The former energy monopolies discover the laws of open markets and, in many cases, lose fairly rapidly significant market shares to the benefit of many more aggressive players, but above all, freer and less constrained because they have everything to gain and nothing to lose.
At the same time, and without any apparent link with the opening up of markets mentioned above, heat networks are developing in all countries for their level of energy efficiency and their ability to benefit directly, without having to convert their production, of renewable energy sources (waste treatment, fatal heat recovery, geothermal energy).
The co-occurrence of these two phenomena, that seem independent, nevertheless pushes us to take a closer look at the situation. Integrated energy providers, like the German “Stadtwerke”, find a reason to commit themselves strongly to the development of heat networks.
A heat network supposes a real process of “membership” of the buildings potentially connected: from the point of view of the network, a sufficient number of memberships are necessary to justify the starting of the works, always expensive (the new districts are, for this reason, a favourable expansion field for heat networks); from the point of view of the owners or managers of existing buildings, a “membership” implies an important work that is justified over time. Thus the heat networks create a new dependence, over significant periods, between the energy company and its customers. At a time when certain monopolies are disappearing, others, of another form, emerge.
Through heat networks, integrated energy providers maintain a “protected” field of business, making them less vulnerable to the violent ruptures that have come about as a result of a necessary liberalization. And given the variety of configurations encountered, it is very difficult in these cases to control the price of thermal energy supplied to consumers.
In countries where suppliers and network managers are already clearly separated, heat networks are rather special infrastructures, often allowing the development of a commercial activity that is not yet regulated. In this case, for urban thermal applications, several solutions (heat network, collective boiler, individual heating) face each other, benefiting from very different market conditions.

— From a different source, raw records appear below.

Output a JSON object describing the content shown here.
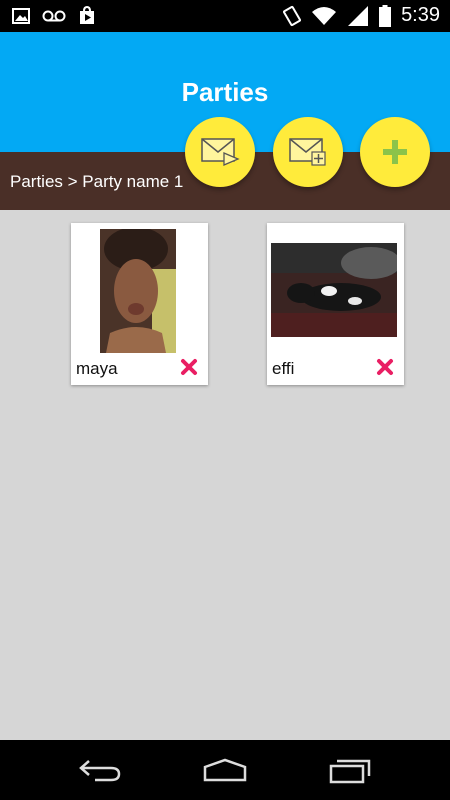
{
  "status_bar": {
    "time": "5:39",
    "left_icons": [
      "image-icon",
      "voicemail-icon",
      "play-store-icon"
    ],
    "right_icons": [
      "vibrate-icon",
      "wifi-icon",
      "signal-icon",
      "battery-icon"
    ]
  },
  "header": {
    "title": "Parties"
  },
  "breadcrumb": {
    "text": "Parties > Party name 1"
  },
  "fabs": [
    {
      "icon": "send-mail-icon"
    },
    {
      "icon": "add-mail-icon"
    },
    {
      "icon": "plus-icon"
    }
  ],
  "guests": [
    {
      "name": "maya"
    },
    {
      "name": "effi"
    }
  ],
  "colors": {
    "header": "#03a9f4",
    "breadcrumb_bar": "#4a2f27",
    "fab": "#ffeb3b",
    "remove": "#e91e63",
    "plus": "#8bc34a",
    "background": "#d6d6d6"
  },
  "nav_bar": {
    "buttons": [
      "back-icon",
      "home-icon",
      "recent-apps-icon"
    ]
  }
}
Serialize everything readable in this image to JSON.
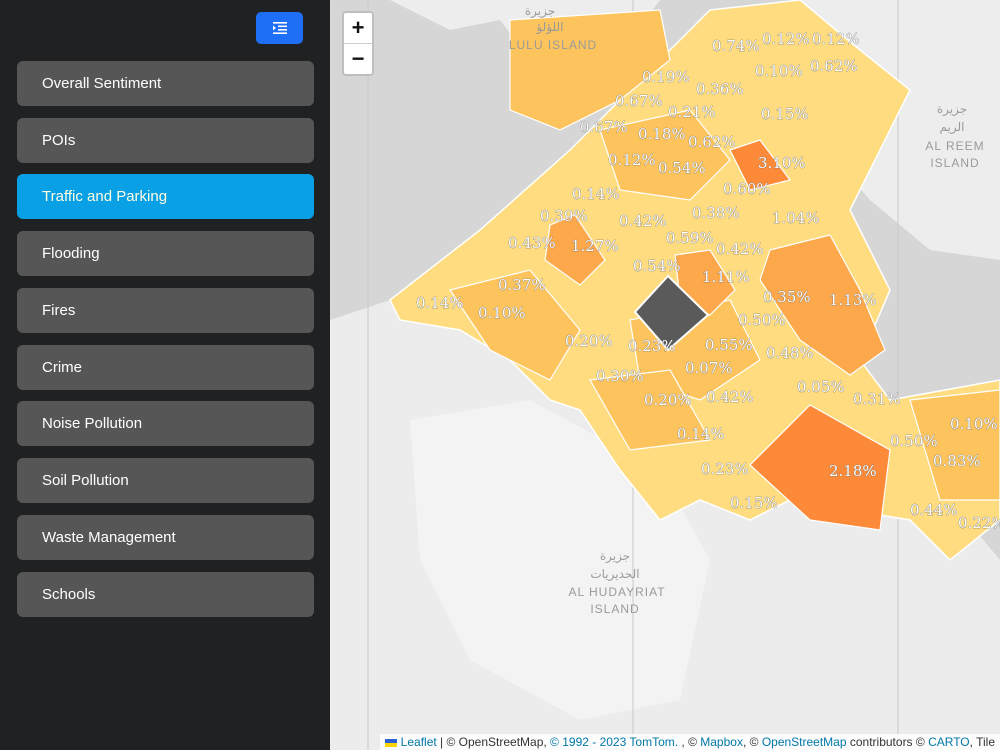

Some countries may be tempted to regulate; an alternative route could be to enable all players, including all energy infrastructure managers, to access all these solutions.